It is the last that prompts me to write today. I received some very helpful feedback this week that has me thinking about how best to ensure a quality equine education whilst maintaining a strict safety policy. It doesn't take too much time around a barn to either have an accident or to hear of one. And when I say 'accident' I don't mean a fall or injury, but something smaller like having a boot squashed by an impatient steed. Those moments are small reminders of just how big our partners are, and how vigilant we must be as their leaders. In my opinion, it is those small incidents that, if heeded, help prevent the catastrophes.
One such example is the pushy pony (let's use Cloud as an example)
I am no stranger to pushy ponies, and can even understand why he might be this way (though it is quite rude behavior!). My concern does not stem so much from his inner couch potato, as it does from the multiple students who passed a younger rider, could clearly see the tears on her face and kept walking.

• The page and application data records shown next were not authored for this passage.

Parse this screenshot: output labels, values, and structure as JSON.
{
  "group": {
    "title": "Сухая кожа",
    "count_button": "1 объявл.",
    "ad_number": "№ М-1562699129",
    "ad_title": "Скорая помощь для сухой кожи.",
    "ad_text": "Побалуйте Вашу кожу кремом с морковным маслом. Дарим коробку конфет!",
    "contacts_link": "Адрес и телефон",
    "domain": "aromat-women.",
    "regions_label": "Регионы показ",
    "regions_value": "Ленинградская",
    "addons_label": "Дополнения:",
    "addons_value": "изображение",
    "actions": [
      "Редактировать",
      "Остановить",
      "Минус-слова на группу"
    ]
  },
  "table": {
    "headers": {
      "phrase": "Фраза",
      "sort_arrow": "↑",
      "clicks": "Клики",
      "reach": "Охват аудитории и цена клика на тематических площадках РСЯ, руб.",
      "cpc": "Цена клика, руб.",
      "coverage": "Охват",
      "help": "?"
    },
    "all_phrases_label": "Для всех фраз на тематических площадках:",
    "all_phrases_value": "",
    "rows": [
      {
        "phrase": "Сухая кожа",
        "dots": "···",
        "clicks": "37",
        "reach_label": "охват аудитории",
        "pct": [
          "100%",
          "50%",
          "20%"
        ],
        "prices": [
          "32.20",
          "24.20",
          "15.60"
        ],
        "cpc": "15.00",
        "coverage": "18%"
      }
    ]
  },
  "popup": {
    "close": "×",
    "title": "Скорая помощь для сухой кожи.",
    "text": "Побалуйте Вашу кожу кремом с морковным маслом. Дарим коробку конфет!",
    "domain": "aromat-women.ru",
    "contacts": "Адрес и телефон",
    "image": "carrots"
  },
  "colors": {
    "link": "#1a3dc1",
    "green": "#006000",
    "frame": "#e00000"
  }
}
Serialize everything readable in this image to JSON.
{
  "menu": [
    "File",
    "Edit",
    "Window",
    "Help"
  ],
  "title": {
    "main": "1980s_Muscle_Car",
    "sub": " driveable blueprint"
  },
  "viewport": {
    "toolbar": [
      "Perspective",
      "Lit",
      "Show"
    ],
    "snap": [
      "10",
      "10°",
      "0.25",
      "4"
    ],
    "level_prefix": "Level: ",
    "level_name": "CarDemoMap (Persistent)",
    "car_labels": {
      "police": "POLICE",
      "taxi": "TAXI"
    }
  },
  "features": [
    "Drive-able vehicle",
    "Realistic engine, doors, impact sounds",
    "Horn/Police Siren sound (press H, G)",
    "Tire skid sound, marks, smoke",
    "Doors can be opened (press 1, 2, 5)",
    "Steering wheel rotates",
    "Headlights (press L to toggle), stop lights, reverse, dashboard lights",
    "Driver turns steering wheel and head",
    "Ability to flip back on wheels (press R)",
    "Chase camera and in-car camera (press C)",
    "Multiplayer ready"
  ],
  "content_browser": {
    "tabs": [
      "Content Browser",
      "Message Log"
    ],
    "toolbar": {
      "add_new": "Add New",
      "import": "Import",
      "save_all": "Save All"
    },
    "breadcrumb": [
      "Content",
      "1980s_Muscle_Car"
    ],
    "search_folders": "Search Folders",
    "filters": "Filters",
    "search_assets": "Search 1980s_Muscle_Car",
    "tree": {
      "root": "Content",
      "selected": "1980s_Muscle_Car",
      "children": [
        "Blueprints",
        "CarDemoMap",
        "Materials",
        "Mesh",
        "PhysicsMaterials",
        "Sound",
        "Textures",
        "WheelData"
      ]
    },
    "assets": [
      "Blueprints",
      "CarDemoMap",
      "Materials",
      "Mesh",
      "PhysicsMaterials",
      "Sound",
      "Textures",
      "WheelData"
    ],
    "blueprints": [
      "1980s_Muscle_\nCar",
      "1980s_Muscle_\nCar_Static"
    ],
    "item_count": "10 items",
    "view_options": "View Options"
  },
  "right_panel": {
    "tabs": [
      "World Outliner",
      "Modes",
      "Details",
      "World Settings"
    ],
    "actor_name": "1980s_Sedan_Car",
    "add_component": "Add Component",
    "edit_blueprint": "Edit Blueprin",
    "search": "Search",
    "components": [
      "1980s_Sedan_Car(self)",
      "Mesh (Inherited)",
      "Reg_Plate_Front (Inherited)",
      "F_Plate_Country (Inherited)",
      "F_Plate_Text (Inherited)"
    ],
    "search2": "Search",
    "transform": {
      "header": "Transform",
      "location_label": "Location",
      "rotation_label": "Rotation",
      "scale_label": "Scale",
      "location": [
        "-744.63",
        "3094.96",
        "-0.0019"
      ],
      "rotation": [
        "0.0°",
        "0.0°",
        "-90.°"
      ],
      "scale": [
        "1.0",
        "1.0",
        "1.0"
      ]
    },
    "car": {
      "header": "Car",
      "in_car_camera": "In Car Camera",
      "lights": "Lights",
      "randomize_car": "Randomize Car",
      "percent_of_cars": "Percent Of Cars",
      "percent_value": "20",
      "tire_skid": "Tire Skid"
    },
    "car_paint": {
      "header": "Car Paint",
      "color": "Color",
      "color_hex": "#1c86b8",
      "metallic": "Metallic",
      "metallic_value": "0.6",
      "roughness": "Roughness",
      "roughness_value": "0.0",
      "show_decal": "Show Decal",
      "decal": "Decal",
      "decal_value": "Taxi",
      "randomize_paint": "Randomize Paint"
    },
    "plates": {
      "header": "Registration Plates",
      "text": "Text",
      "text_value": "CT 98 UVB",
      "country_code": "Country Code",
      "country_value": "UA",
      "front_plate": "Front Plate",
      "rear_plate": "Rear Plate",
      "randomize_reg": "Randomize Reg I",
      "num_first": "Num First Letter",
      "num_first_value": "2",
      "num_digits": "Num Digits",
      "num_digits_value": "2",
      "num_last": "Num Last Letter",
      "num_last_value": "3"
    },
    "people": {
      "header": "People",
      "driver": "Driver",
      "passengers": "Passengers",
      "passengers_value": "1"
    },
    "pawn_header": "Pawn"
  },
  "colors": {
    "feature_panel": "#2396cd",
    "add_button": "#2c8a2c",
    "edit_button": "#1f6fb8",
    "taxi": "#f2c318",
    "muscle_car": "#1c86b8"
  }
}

We have the best students (do I sound like our Commander in Chief, or what??), so much so that I often forget how young they are. Our interns get their job done, our students care deeply about the horses and our parents are supportive and inquisitive. That said, we all make mistakes and self-absorption is probably high on the list. I cannot fault young riders for getting caught up in their own tasks, but growing up and growing as a rider require compassion, thoughtfulness and generosity. My hope is that we can all apply those principles not only to our horses but to each other, in the barn and out.